Task brief:
Scan the records for the string "days" and copy every line that holds it.

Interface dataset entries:
--- START ---

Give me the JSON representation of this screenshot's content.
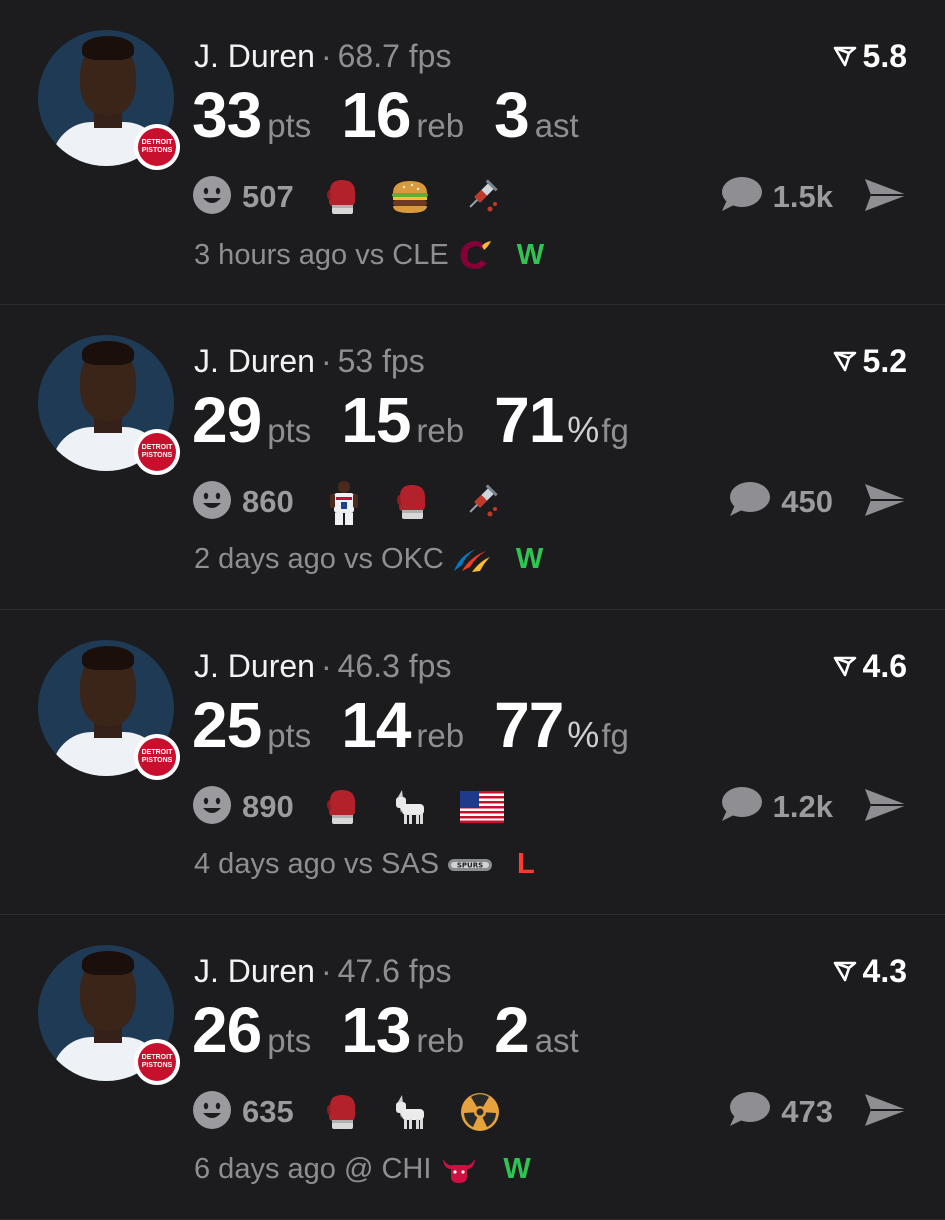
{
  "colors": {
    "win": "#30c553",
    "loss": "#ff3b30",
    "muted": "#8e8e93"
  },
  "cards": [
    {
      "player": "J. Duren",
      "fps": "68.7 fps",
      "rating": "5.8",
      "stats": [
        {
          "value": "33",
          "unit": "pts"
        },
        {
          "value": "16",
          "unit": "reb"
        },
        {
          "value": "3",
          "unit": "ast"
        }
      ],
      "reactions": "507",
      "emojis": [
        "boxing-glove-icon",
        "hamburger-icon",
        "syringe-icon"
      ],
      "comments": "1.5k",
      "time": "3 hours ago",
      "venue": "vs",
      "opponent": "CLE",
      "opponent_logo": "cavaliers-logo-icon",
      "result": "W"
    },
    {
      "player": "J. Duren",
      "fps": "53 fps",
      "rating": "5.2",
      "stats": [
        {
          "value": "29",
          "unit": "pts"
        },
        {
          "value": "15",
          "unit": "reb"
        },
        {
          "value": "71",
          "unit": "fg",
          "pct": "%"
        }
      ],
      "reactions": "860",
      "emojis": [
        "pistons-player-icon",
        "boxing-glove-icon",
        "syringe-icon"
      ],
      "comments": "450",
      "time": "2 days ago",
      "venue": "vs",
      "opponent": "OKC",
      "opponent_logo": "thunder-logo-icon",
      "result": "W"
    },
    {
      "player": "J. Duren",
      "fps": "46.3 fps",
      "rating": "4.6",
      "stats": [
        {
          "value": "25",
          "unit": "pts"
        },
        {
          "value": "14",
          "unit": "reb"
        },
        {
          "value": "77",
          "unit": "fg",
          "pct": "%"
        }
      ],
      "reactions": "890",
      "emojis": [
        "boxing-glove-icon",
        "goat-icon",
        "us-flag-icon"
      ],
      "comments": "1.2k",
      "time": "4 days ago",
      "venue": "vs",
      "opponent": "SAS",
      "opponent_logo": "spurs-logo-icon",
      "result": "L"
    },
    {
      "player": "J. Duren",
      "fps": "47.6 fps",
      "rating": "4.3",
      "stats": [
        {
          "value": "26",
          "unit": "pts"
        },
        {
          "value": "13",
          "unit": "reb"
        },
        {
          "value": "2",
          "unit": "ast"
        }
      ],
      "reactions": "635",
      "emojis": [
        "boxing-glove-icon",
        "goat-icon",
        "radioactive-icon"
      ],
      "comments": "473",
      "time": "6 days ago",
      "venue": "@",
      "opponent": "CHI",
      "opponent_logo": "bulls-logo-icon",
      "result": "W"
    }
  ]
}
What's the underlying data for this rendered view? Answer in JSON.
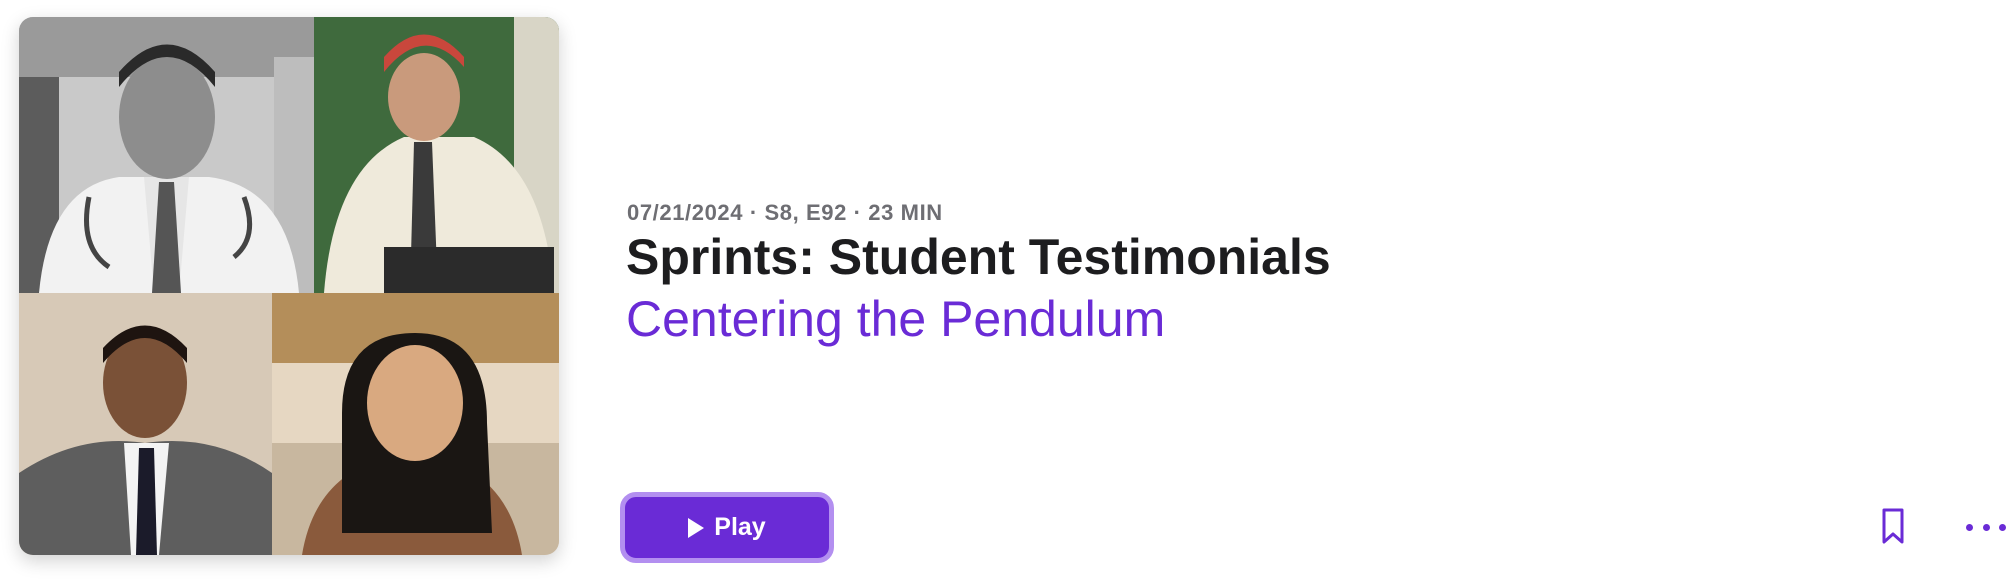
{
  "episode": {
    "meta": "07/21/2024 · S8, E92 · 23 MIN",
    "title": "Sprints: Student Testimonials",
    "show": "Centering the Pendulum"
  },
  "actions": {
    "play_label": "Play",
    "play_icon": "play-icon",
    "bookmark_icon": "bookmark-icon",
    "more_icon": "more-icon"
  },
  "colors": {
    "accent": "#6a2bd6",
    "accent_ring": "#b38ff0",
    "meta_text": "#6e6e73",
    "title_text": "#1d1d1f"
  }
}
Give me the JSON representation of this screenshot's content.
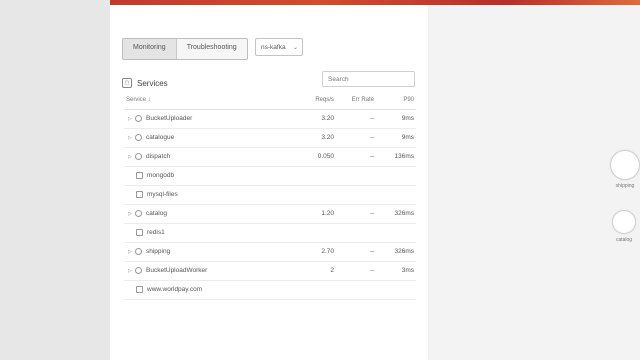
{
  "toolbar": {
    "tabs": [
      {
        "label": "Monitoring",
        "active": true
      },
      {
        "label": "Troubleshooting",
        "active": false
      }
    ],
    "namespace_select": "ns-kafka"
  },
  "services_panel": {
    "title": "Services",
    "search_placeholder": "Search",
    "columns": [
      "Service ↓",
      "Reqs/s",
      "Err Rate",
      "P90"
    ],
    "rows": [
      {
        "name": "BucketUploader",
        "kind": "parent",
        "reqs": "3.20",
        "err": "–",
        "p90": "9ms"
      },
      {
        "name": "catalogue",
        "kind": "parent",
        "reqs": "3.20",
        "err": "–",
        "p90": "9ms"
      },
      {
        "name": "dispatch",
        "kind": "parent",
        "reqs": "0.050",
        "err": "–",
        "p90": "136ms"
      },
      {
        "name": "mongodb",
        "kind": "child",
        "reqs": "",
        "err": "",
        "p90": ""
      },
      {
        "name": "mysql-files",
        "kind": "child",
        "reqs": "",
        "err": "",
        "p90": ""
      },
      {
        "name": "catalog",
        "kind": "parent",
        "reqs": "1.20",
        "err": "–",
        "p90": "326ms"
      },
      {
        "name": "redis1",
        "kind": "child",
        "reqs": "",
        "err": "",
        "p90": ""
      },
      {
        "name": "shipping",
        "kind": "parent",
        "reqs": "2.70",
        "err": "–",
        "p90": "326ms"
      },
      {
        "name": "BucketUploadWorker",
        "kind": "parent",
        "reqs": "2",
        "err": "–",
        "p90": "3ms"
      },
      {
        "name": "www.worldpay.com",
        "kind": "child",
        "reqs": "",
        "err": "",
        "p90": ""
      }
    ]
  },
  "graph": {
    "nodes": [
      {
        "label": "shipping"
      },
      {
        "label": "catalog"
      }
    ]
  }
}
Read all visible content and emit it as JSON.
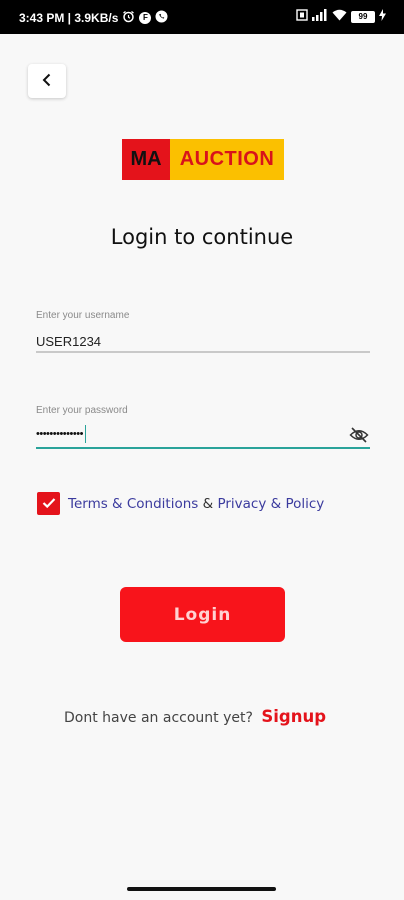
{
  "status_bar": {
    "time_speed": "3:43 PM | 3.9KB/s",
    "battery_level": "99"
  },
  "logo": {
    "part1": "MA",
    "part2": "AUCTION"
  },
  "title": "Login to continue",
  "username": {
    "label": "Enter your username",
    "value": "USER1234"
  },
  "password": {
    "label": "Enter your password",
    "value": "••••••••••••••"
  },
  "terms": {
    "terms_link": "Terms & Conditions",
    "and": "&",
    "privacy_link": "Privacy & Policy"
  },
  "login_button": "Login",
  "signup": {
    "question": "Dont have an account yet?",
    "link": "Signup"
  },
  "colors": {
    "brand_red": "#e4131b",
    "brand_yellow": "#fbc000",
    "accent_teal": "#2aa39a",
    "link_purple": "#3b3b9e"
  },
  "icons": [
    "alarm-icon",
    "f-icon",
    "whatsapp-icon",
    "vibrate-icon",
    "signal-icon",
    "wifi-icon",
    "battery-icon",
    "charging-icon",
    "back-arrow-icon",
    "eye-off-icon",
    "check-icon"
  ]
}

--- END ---

Task solution:
      "time": "2 days ago",
      "time": "4 days ago",
      "time": "6 days ago",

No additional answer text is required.